The U.S. Senate on Thursday voted down a bill to replenish the Restaurant Revitalization Fund, a federal grant program that buoyed 101,000 establishments last year, but snubbed more than 177,000 eligible applicants when it ran out of funds in just three weeks. Despite having sponsors on both sides of the aisle, advocates in the Senate failed to secure the requisite 60 votes to pass the legislation. The final vote was 52-43.

“Neighborhood restaurants nationwide have held out hope for this program, selling their homes, cashing out retirement funds, or taking personal loans in an effort to keep their employees working,” Erika Polmar, executive director of the Independent Restaurant Coalition, said in a statement. “We estimate more than half of the 177,300 restaurants waiting for an RRF grant will close in the next few months as a result of congressional inaction.”

The bill would have provided $40 billion more in relief for dining and drinking establishments, as well as an additional $8 billion in relief funds for various small-business enterprises, including gyms, event venues, and minor-league sports teams.

The Senate’s vote marked another disappointment for the restaurant industry, which has undertaken a months-long campaign to lobby Congress to fund the remainder of RRF applicants. A proposal to replenish the fund as part of an omnibus spending package had been considered earlier this year, but was cut a week before its passage in March.

Hopes were revived in early April, when the House of Representatives passed a bipartisan bill that would have replenished the fund. According to that bill, RRF applicants who successfully applied in 2021 would have received the amount they previously applied for after certifying they were still open or would reopen in six months.

In the days leading up to Thursday’s vote, Sen. Ben Cardin (D., Md.) and Sen. Roger Wicker (R., Miss.) had indicated they were uncertain whether they had the requisite 60 votes to pass the legislation. IRC board member and Wilmington chef Tyler Akin had likened the quest for Senate support to a game of Whac-A-Mole.

According to Sean Kennedy of the National Restaurant Association, Democrats largely favored the bill, viewing it as emergency spending, while Republicans expressed concerns over its contribution to inflation.

“While we have a lot of respect for the GOP positions on this and the concerns on inflation, to me, personally ... if a natural disaster wipes out three houses in a community, the federal government’s there to help. They should not just simply help one house and then tell the two others, ‘We can’t be there for you until we find offsets in other places,’” Kennedy said in a Restaurant Association report last week. “All three homes should be assisted. The same thing should apply to RRF.”

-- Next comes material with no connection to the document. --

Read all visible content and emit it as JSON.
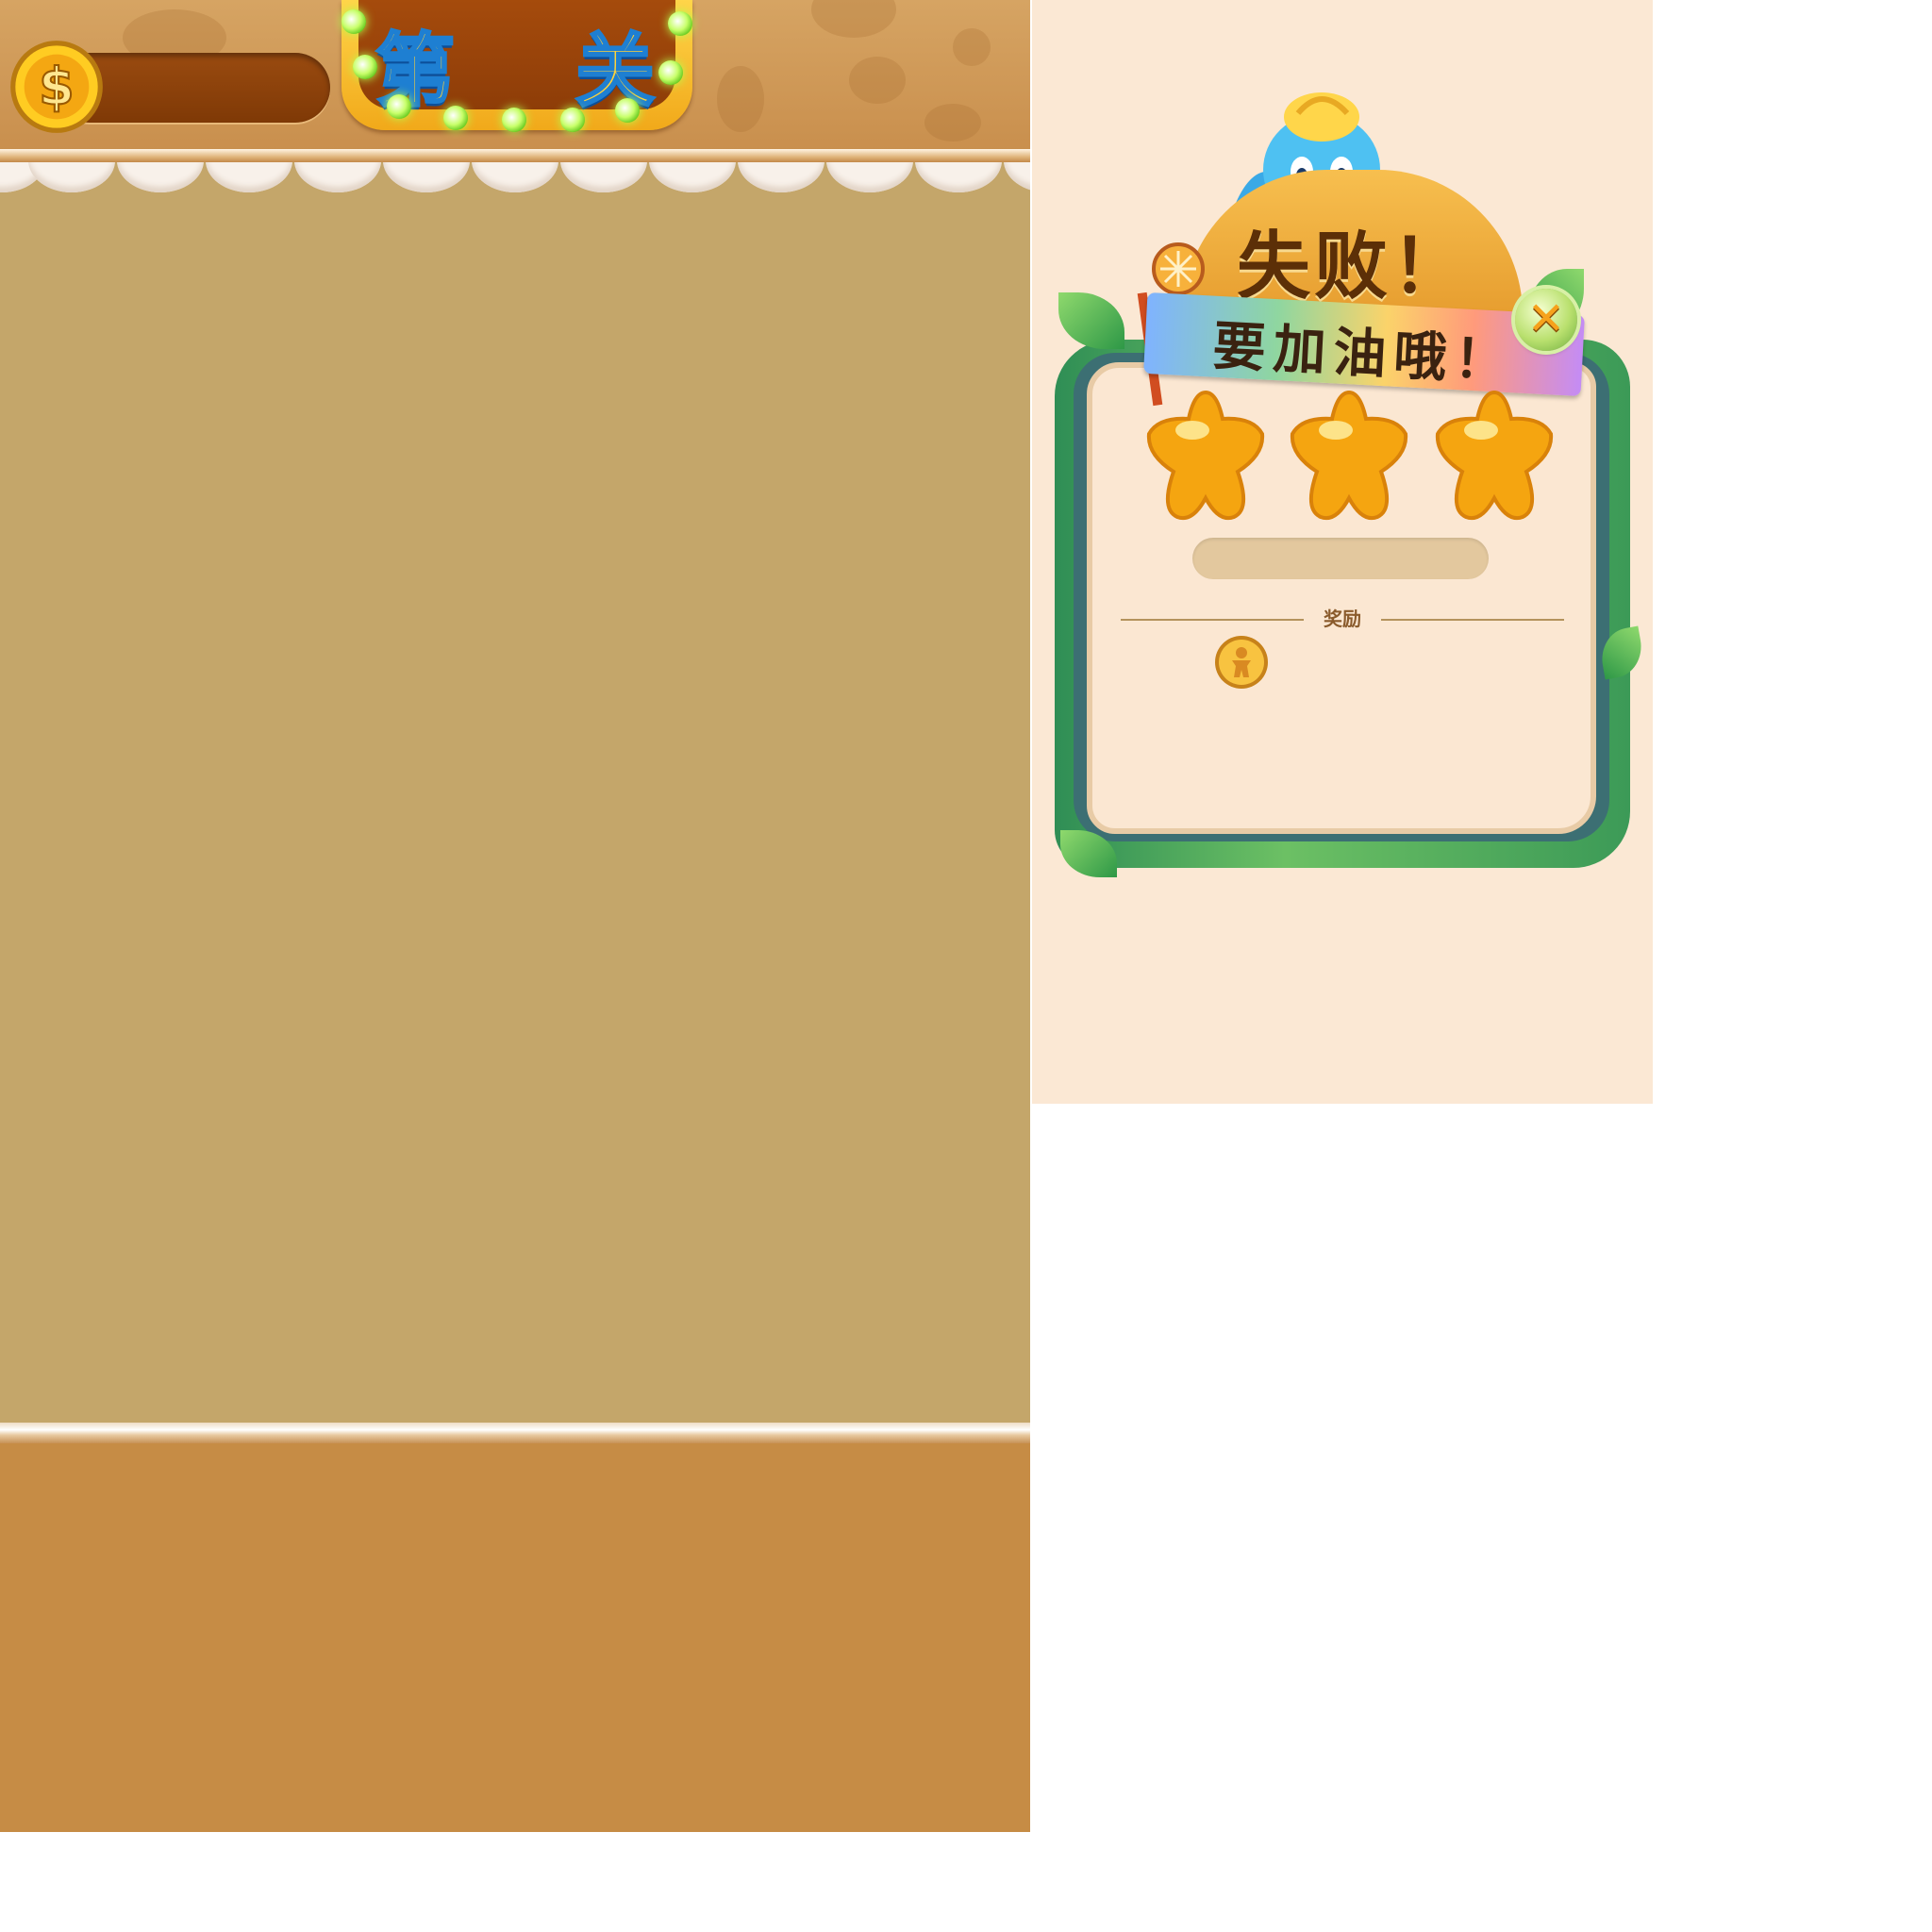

In the end, five Republican senators — Sens. Roy Blunt (Missouri), Bill Cassidy (Louisiana), Susan M. Collins (Maine), Lisa Murkowski (Alaska), and Wicker — voted in favor of the legislation, two abstained, and the remainder voted against, including Pat Toomey of Pennsylvania. Three Democratic senators — Sens. Sherrod Brown (Ohio), Jacky Rosen (Nevada), and Chris Van Hollen (Maryland) — abstained, while the rest voted in favor.

In a statement, Akin reflected on the vote, which immediately followed a bipartisan vote to send $40 billion in military and humanitarian aid to Ukraine: “Ironically, this filibuster followed a vote to stand in solidarity at a similar level of funding with a group of European allies that handled some of the worst effects of the past two years with far more grace and unity,” Akin said. “It’s clear that those who aligned with Senator Toomey today have little or no desire to support small businesses.”

Rebecca Foxman of Fox & Son in the Reading Terminal Market is among 2,900 owners who were promised RRF money that was later rescinded after the legislation became entangled in lawsuits. She wasn’t hopeful before the vote on Thursday, but couldn’t help but be deflated by the final outcome.

“It’s just depressing, but I’m not surprised,” she said. Foxman said she knew several colleagues who had said this would be the last straw before shuttering.

Restaurants have struggled in recent months with staffing, supply-chain issues, and inflation, adding further complications to an already-tough industry. Foxman recently gave staff a raise, only to learn that their state-based health care subsidies decreased as a result. She’s been struggling to find packaging and has had to raise prices.

“It’s becoming harder and harder just to be an operator in this sector,” she said, adding that she’s lucky to have a business degree that’s helped her weather the last few years. She knows others don’t have the same advantage. “It’s really going to be the small-business entrepreneurs and family businesses that are gonna get pummeled the most from this.”